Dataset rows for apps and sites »
—————

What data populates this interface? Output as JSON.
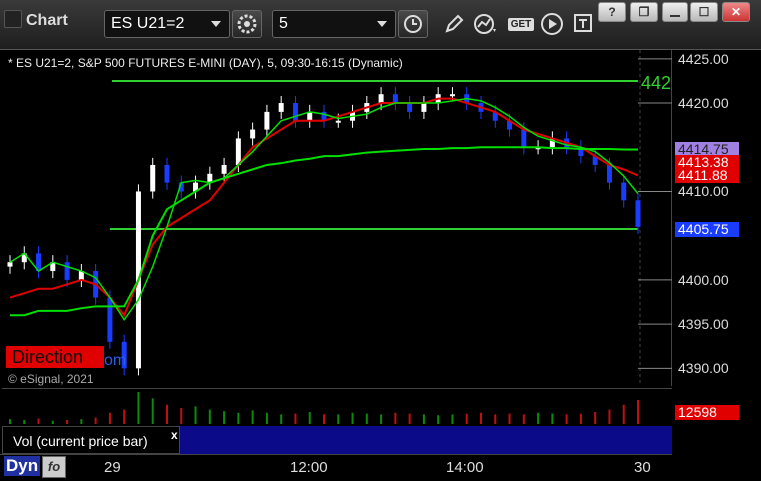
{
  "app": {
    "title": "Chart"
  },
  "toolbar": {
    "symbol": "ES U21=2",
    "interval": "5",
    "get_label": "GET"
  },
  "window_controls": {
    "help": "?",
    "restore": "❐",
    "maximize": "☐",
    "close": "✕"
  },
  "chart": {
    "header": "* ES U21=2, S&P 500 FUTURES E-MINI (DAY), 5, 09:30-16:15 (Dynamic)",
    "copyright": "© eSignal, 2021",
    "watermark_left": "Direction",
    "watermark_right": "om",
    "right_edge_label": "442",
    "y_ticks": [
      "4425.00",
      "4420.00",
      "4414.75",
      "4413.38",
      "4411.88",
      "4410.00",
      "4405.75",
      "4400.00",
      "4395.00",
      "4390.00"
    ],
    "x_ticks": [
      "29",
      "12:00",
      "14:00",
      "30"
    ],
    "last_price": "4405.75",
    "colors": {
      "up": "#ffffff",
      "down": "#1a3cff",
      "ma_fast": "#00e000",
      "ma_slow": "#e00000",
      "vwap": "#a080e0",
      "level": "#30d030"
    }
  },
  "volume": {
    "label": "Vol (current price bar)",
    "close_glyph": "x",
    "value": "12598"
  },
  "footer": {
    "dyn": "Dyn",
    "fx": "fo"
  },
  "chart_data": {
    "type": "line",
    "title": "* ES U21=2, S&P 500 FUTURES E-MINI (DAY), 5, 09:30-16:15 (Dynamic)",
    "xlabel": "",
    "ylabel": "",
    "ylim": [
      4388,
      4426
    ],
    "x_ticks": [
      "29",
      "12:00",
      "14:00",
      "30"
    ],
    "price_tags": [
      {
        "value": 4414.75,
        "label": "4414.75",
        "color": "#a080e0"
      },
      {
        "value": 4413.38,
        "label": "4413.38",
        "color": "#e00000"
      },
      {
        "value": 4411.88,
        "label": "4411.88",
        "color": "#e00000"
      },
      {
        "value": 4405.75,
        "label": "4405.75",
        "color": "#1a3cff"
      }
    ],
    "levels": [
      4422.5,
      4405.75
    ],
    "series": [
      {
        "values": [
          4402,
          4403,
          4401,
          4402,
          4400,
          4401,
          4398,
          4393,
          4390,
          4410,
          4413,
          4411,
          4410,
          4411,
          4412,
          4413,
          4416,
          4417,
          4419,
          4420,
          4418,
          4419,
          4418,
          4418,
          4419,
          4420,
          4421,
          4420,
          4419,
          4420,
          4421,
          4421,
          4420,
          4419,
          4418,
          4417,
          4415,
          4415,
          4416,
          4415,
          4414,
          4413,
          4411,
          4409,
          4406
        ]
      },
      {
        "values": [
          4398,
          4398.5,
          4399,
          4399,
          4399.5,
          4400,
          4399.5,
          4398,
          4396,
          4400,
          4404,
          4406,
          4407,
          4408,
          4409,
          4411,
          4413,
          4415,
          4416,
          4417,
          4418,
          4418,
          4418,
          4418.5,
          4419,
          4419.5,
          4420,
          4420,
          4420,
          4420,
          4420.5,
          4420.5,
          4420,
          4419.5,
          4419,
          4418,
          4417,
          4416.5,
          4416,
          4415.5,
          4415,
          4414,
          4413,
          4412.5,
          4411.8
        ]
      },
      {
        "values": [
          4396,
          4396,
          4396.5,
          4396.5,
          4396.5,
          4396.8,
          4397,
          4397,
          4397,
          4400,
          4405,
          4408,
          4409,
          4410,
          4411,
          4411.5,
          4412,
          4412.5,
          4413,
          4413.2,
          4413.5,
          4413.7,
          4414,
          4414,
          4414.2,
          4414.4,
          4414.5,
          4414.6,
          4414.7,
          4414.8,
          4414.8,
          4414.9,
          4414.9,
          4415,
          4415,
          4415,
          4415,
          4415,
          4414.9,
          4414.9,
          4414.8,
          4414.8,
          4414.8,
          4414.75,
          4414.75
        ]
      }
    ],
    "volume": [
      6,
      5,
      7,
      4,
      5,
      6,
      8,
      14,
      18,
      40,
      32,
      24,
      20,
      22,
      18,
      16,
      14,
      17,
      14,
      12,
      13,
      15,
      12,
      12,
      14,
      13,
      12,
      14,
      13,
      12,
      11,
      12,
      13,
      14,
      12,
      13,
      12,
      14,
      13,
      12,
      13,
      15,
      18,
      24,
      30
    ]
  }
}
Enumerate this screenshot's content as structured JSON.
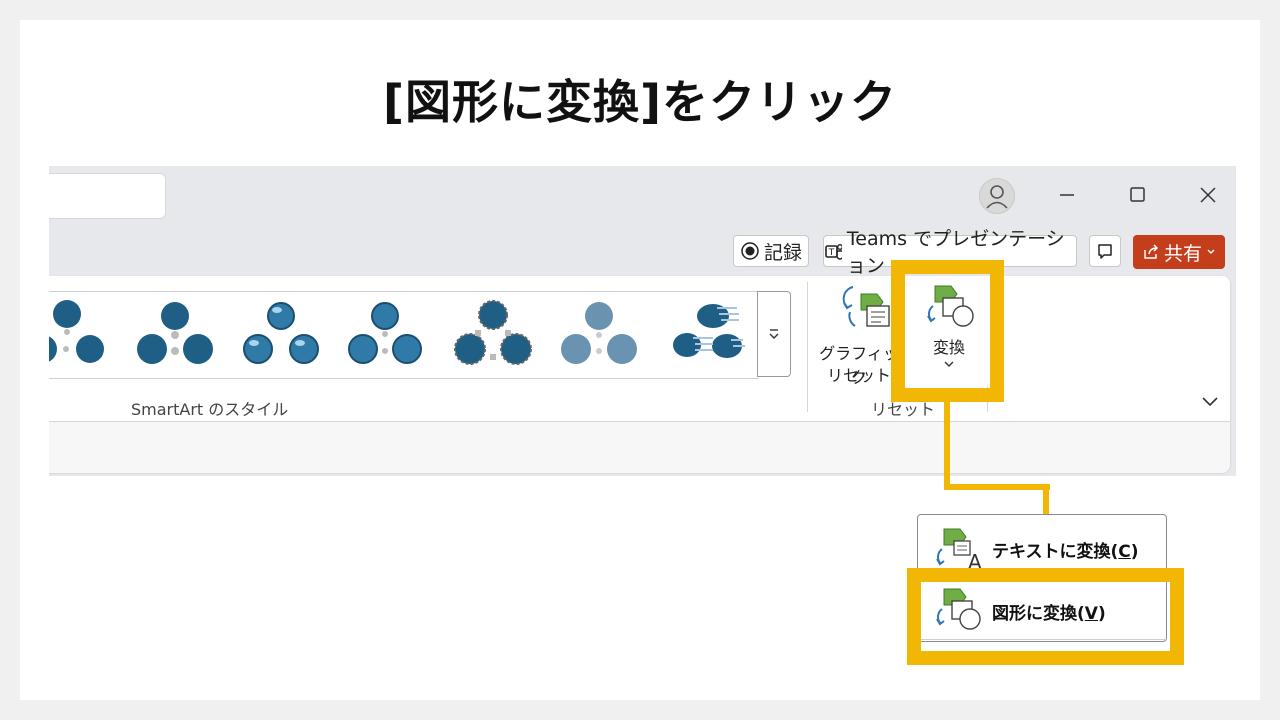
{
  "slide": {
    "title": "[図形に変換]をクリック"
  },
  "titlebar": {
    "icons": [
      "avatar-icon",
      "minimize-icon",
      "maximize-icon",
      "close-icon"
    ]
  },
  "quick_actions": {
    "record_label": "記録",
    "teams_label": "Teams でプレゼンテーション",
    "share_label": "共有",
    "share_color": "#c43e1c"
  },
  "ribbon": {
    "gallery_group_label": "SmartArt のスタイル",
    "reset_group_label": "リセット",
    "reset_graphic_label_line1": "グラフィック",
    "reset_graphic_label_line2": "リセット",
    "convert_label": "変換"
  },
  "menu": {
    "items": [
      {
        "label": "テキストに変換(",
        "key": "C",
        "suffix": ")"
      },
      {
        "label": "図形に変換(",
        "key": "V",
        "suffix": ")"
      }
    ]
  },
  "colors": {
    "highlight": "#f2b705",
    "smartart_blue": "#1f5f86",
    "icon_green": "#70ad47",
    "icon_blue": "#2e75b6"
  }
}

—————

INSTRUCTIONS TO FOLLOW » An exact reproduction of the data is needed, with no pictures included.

COMPLETED EXERCISE »
What data populates this interface? Output as JSON.
{
  "app": {
    "title": "Chart"
  },
  "toolbar": {
    "symbol": "ES U21=2",
    "interval": "5",
    "get_label": "GET"
  },
  "window_controls": {
    "help": "?",
    "restore": "❐",
    "maximize": "☐",
    "close": "✕"
  },
  "chart": {
    "header": "* ES U21=2, S&P 500 FUTURES E-MINI (DAY), 5, 09:30-16:15 (Dynamic)",
    "copyright": "© eSignal, 2021",
    "watermark_left": "Direction",
    "watermark_right": "om",
    "right_edge_label": "442",
    "y_ticks": [
      "4425.00",
      "4420.00",
      "4414.75",
      "4413.38",
      "4411.88",
      "4410.00",
      "4405.75",
      "4400.00",
      "4395.00",
      "4390.00"
    ],
    "x_ticks": [
      "29",
      "12:00",
      "14:00",
      "30"
    ],
    "last_price": "4405.75",
    "colors": {
      "up": "#ffffff",
      "down": "#1a3cff",
      "ma_fast": "#00e000",
      "ma_slow": "#e00000",
      "vwap": "#a080e0",
      "level": "#30d030"
    }
  },
  "volume": {
    "label": "Vol (current price bar)",
    "close_glyph": "x",
    "value": "12598"
  },
  "footer": {
    "dyn": "Dyn",
    "fx": "fo"
  },
  "chart_data": {
    "type": "line",
    "title": "* ES U21=2, S&P 500 FUTURES E-MINI (DAY), 5, 09:30-16:15 (Dynamic)",
    "xlabel": "",
    "ylabel": "",
    "ylim": [
      4388,
      4426
    ],
    "x_ticks": [
      "29",
      "12:00",
      "14:00",
      "30"
    ],
    "price_tags": [
      {
        "value": 4414.75,
        "label": "4414.75",
        "color": "#a080e0"
      },
      {
        "value": 4413.38,
        "label": "4413.38",
        "color": "#e00000"
      },
      {
        "value": 4411.88,
        "label": "4411.88",
        "color": "#e00000"
      },
      {
        "value": 4405.75,
        "label": "4405.75",
        "color": "#1a3cff"
      }
    ],
    "levels": [
      4422.5,
      4405.75
    ],
    "series": [
      {
        "values": [
          4402,
          4403,
          4401,
          4402,
          4400,
          4401,
          4398,
          4393,
          4390,
          4410,
          4413,
          4411,
          4410,
          4411,
          4412,
          4413,
          4416,
          4417,
          4419,
          4420,
          4418,
          4419,
          4418,
          4418,
          4419,
          4420,
          4421,
          4420,
          4419,
          4420,
          4421,
          4421,
          4420,
          4419,
          4418,
          4417,
          4415,
          4415,
          4416,
          4415,
          4414,
          4413,
          4411,
          4409,
          4406
        ]
      },
      {
        "values": [
          4398,
          4398.5,
          4399,
          4399,
          4399.5,
          4400,
          4399.5,
          4398,
          4396,
          4400,
          4404,
          4406,
          4407,
          4408,
          4409,
          4411,
          4413,
          4415,
          4416,
          4417,
          4418,
          4418,
          4418,
          4418.5,
          4419,
          4419.5,
          4420,
          4420,
          4420,
          4420,
          4420.5,
          4420.5,
          4420,
          4419.5,
          4419,
          4418,
          4417,
          4416.5,
          4416,
          4415.5,
          4415,
          4414,
          4413,
          4412.5,
          4411.8
        ]
      },
      {
        "values": [
          4396,
          4396,
          4396.5,
          4396.5,
          4396.5,
          4396.8,
          4397,
          4397,
          4397,
          4400,
          4405,
          4408,
          4409,
          4410,
          4411,
          4411.5,
          4412,
          4412.5,
          4413,
          4413.2,
          4413.5,
          4413.7,
          4414,
          4414,
          4414.2,
          4414.4,
          4414.5,
          4414.6,
          4414.7,
          4414.8,
          4414.8,
          4414.9,
          4414.9,
          4415,
          4415,
          4415,
          4415,
          4415,
          4414.9,
          4414.9,
          4414.8,
          4414.8,
          4414.8,
          4414.75,
          4414.75
        ]
      }
    ],
    "volume": [
      6,
      5,
      7,
      4,
      5,
      6,
      8,
      14,
      18,
      40,
      32,
      24,
      20,
      22,
      18,
      16,
      14,
      17,
      14,
      12,
      13,
      15,
      12,
      12,
      14,
      13,
      12,
      14,
      13,
      12,
      11,
      12,
      13,
      14,
      12,
      13,
      12,
      14,
      13,
      12,
      13,
      15,
      18,
      24,
      30
    ]
  }
}
Enumerate this screenshot's content as structured JSON.
{
  "slide": {
    "title": "[図形に変換]をクリック"
  },
  "titlebar": {
    "icons": [
      "avatar-icon",
      "minimize-icon",
      "maximize-icon",
      "close-icon"
    ]
  },
  "quick_actions": {
    "record_label": "記録",
    "teams_label": "Teams でプレゼンテーション",
    "share_label": "共有",
    "share_color": "#c43e1c"
  },
  "ribbon": {
    "gallery_group_label": "SmartArt のスタイル",
    "reset_group_label": "リセット",
    "reset_graphic_label_line1": "グラフィック",
    "reset_graphic_label_line2": "リセット",
    "convert_label": "変換"
  },
  "menu": {
    "items": [
      {
        "label": "テキストに変換(",
        "key": "C",
        "suffix": ")"
      },
      {
        "label": "図形に変換(",
        "key": "V",
        "suffix": ")"
      }
    ]
  },
  "colors": {
    "highlight": "#f2b705",
    "smartart_blue": "#1f5f86",
    "icon_green": "#70ad47",
    "icon_blue": "#2e75b6"
  }
}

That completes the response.